The political season in Chillicothe is heating up as mayoral candidates Doug Crew, Sandi Levell and Don White spoke recently.

The Chillicothe Tea Party Patriots hosted the meeting at the Veterans of Foreign Wars Post 4999 Wednesday.

All three have experience as aldermen, with Levell currently serving on the Chillicothe City Council, Crew serving in the 1980s, and White serving before being elected mayor from 2001 to 2005.

The candidates gave brief introductions about themselves to the small crowd, and then answered questions.

They ran the gamut from their goals if elected, their thoughts on highway improvements, sprucing up Chillicothe, budget concerns, combining services with Peoria County, Three Sisters Park possibly disconnecting from city limits, ambulance concerns and more.

Crew is a 1967 graduate of Chillicothe Township High School, worked at Caterpillar Inc. and opened a consulting firm in the last couple years.

White is a 1968 graduate of Chillicothe Township, and works at Dewberry Architects, formerly PSA.

Levell did not grow up in Chillicothe, but has owned a business for 37 years. The Hair Company owner said residents probably have seen her digging in the dirt to beautify the city. She also has been involved with many local groups.

All three candidates have long-standing ties to the community and agreed with each other often as the forum continued.

After attending a class reunion, Crew said former residents remarked that Chillicothe had not changed much since they left. He said that other communities have grown while Chillicothe’s population remains the same. The cost of maintaining city services never goes down, and with income tax and sales tax remaining about the same, something will need to be changed, he said.

“I would like to take a very strategic approach, get input from the school district, the people at Pearce, the chamber and others in the community to come up with what they think has to happen in Chillicothe for us to be successful,” said Crew.

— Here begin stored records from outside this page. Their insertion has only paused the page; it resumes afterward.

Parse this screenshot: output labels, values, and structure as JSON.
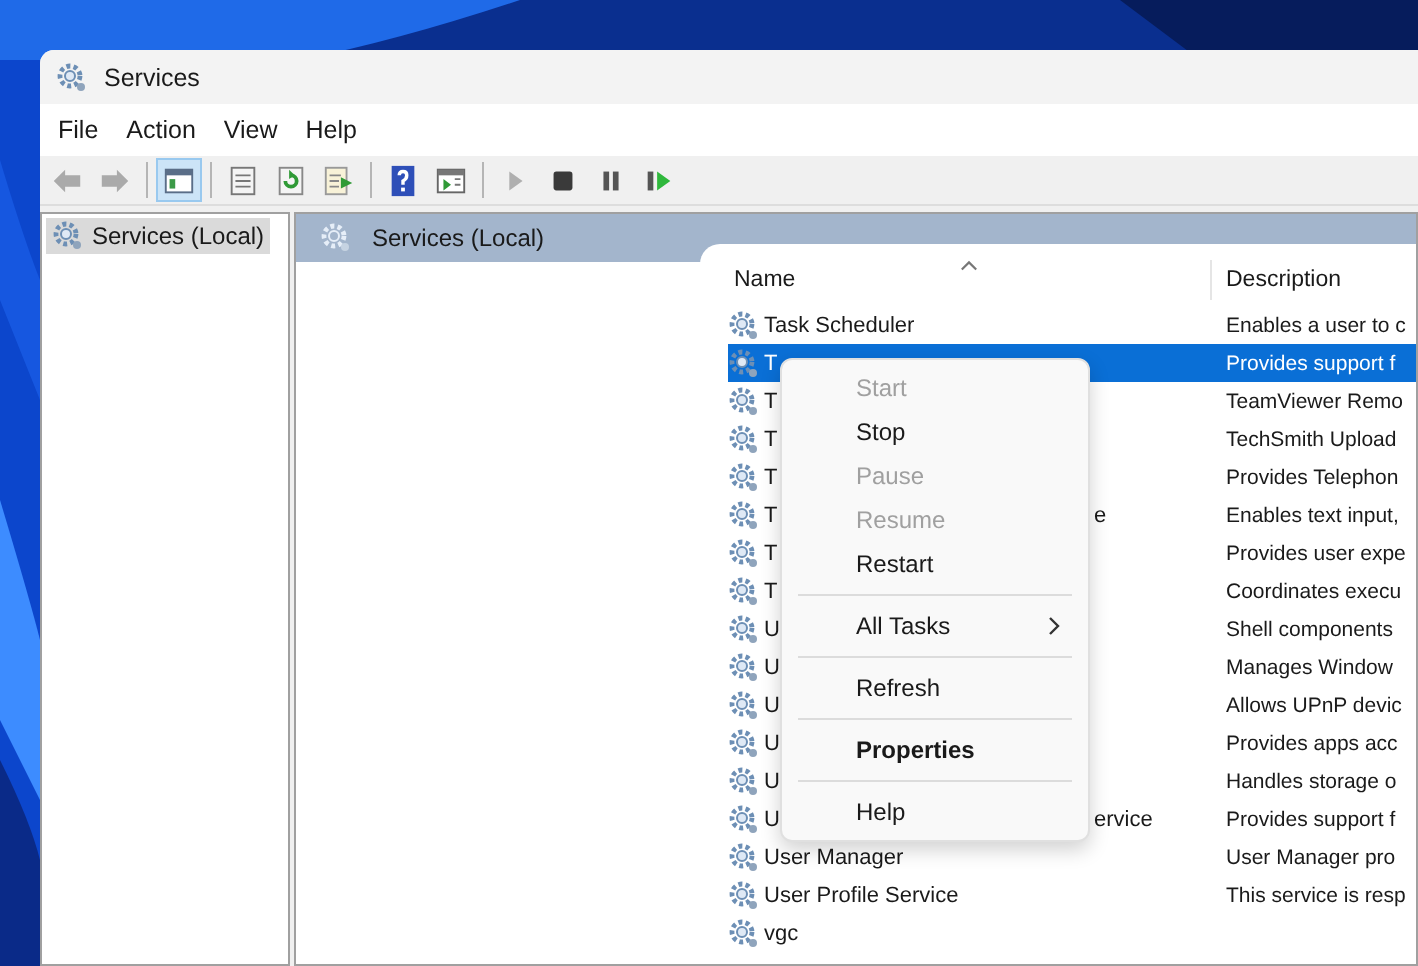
{
  "window": {
    "title": "Services"
  },
  "menu": [
    "File",
    "Action",
    "View",
    "Help"
  ],
  "toolbar": [
    [
      {
        "kind": "back",
        "pressed": false,
        "disabled": true
      },
      {
        "kind": "forward",
        "pressed": false,
        "disabled": true
      }
    ],
    [
      {
        "kind": "tree",
        "pressed": true,
        "disabled": false
      }
    ],
    [
      {
        "kind": "list",
        "pressed": false,
        "disabled": false
      },
      {
        "kind": "refresh",
        "pressed": false,
        "disabled": false
      },
      {
        "kind": "export",
        "pressed": false,
        "disabled": false
      }
    ],
    [
      {
        "kind": "help",
        "pressed": false,
        "disabled": false
      },
      {
        "kind": "view",
        "pressed": false,
        "disabled": false
      }
    ],
    [
      {
        "kind": "play",
        "pressed": false,
        "disabled": true
      },
      {
        "kind": "stop",
        "pressed": false,
        "disabled": false
      },
      {
        "kind": "pause",
        "pressed": false,
        "disabled": false
      },
      {
        "kind": "resume",
        "pressed": false,
        "disabled": false
      }
    ]
  ],
  "tree": {
    "items": [
      {
        "label": "Services (Local)",
        "selected": true
      }
    ]
  },
  "pane": {
    "title": "Services (Local)"
  },
  "table": {
    "columns": [
      "Name",
      "Description"
    ],
    "rows": [
      {
        "name": "Task Scheduler",
        "description": "Enables a user to c",
        "selected": false
      },
      {
        "name": "T",
        "description": "Provides support f",
        "selected": true
      },
      {
        "name": "T",
        "description": "TeamViewer Remo",
        "selected": false
      },
      {
        "name": "T",
        "description": "TechSmith Upload",
        "selected": false
      },
      {
        "name": "T",
        "description": "Provides Telephon",
        "selected": false
      },
      {
        "name": "T",
        "name_tail": "e",
        "description": "Enables text input,",
        "selected": false
      },
      {
        "name": "T",
        "description": "Provides user expe",
        "selected": false
      },
      {
        "name": "T",
        "description": "Coordinates execu",
        "selected": false
      },
      {
        "name": "U",
        "description": "Shell components",
        "selected": false
      },
      {
        "name": "U",
        "description": "Manages Window",
        "selected": false
      },
      {
        "name": "U",
        "description": "Allows UPnP devic",
        "selected": false
      },
      {
        "name": "U",
        "description": "Provides apps acc",
        "selected": false
      },
      {
        "name": "U",
        "description": "Handles storage o",
        "selected": false
      },
      {
        "name": "U",
        "name_tail": "ervice",
        "description": "Provides support f",
        "selected": false
      },
      {
        "name": "User Manager",
        "description": "User Manager pro",
        "selected": false
      },
      {
        "name": "User Profile Service",
        "description": "This service is resp",
        "selected": false
      },
      {
        "name": "vgc",
        "selected": false
      }
    ]
  },
  "context_menu": [
    {
      "kind": "item",
      "label": "Start",
      "disabled": true,
      "bold": false,
      "submenu": false
    },
    {
      "kind": "item",
      "label": "Stop",
      "disabled": false,
      "bold": false,
      "submenu": false
    },
    {
      "kind": "item",
      "label": "Pause",
      "disabled": true,
      "bold": false,
      "submenu": false
    },
    {
      "kind": "item",
      "label": "Resume",
      "disabled": true,
      "bold": false,
      "submenu": false
    },
    {
      "kind": "item",
      "label": "Restart",
      "disabled": false,
      "bold": false,
      "submenu": false
    },
    {
      "kind": "separator"
    },
    {
      "kind": "item",
      "label": "All Tasks",
      "disabled": false,
      "bold": false,
      "submenu": true
    },
    {
      "kind": "separator"
    },
    {
      "kind": "item",
      "label": "Refresh",
      "disabled": false,
      "bold": false,
      "submenu": false
    },
    {
      "kind": "separator"
    },
    {
      "kind": "item",
      "label": "Properties",
      "disabled": false,
      "bold": true,
      "submenu": false
    },
    {
      "kind": "separator"
    },
    {
      "kind": "item",
      "label": "Help",
      "disabled": false,
      "bold": false,
      "submenu": false
    }
  ]
}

White talked about the mission of a city and its basic services to provide, and called economic development as the umbrella over everything.

He said if elected, he would work on economic development, including more diversified housing.

Some people do not want things to change, White said, and others want it to be like in the 1960s.

“We’ve got to figure out what the change might be and sort of drive our future towards it,” said White.
Levell spoke in both broad terms and zeroed in on fixing downtown sidewalks and getting more aldermen involvement in city discussions.

“Sometimes we start a project on the city and we stop. We jump to another project. I’d like to see it finished before we start on another project,” said Levell.

Resident Jim Wright asked the candidates what their major goals would be if elected.

Levell said she wanted to see the riverfront finished, staying with the theme of not changing from one project until it is finished. She also said new signage in the community is important. “We could do better of cleaning up our town.”

White also had mentioned signage earlier in the evening, saying even the smallest things make a difference, like new street signs — some are bent over, some have lost reflectivity and some have outdated signs for a blind child who is now 40, he said. Levell said the city has received a grant for new street signs.

The former mayor also said one of his goals would be to see “more teeth” in the city’s property maintenance goals.

A community forum to identify what residents want to change or improve in the community is what Crew said was one of
his goals, followed by prioritizing the items and then accomplishing them.

All the candidates seemed to agree that “Chillicothe is not at the table” when important items come up around the area, such as road projects.

As the third largest community in Peoria County, Crew said Chillicothe needs to be part of the discussion.

“Dunlap is a school district, Chillicothe is a community with a good school district,” Crew said to differentiate the areas.

No forum would be complete in Chillicothe without discussing ambulance service providers.

All the candidates noted Rescue 33’s long service to the community, but it does not have a license. Advanced Medical Transport of Central Illinois has been covering the area since Rescue 33 lost its license due to staffing issues and response times. While Rescue 33 operated as a basic squad on the lowest level of care, AMT is at the paramedic level with the highest care.

Levell said she believes in Rescue 33, and told the crowd when an alderman asked for residents to let the council know who they wanted to serve them, she had a stack of letters for Rescue 33 and only two for AMT.

“I want Rescue 33 to come back strong,” said Levell.

She also said, however, that the city needs paramedics, which Crew and White also said. If Rescue 33 can get a license, they will operate as a basic squad first, although Rescue 33 officials have said they plan to become paramedics as a future goal, possibly in five years.

Crew said one man pulled him aside after a meeting and said he wanted paramedic service now because at his elderly age, he may not make it until Rescue 33 could become a paramedic service.

White said a partnership between Rescue 33 and AMT would be a solution, but “blind pride” for Rescue 33 stands in the way. Crew said he thought a partnership would be good as well.

In closing, Levell told residents she hopes everyone will vote, no matter who they vote for as all three candidates are good, with her fellow candidates agreeing.

“For the first time in a long time, I think you have three good candidates,” added White.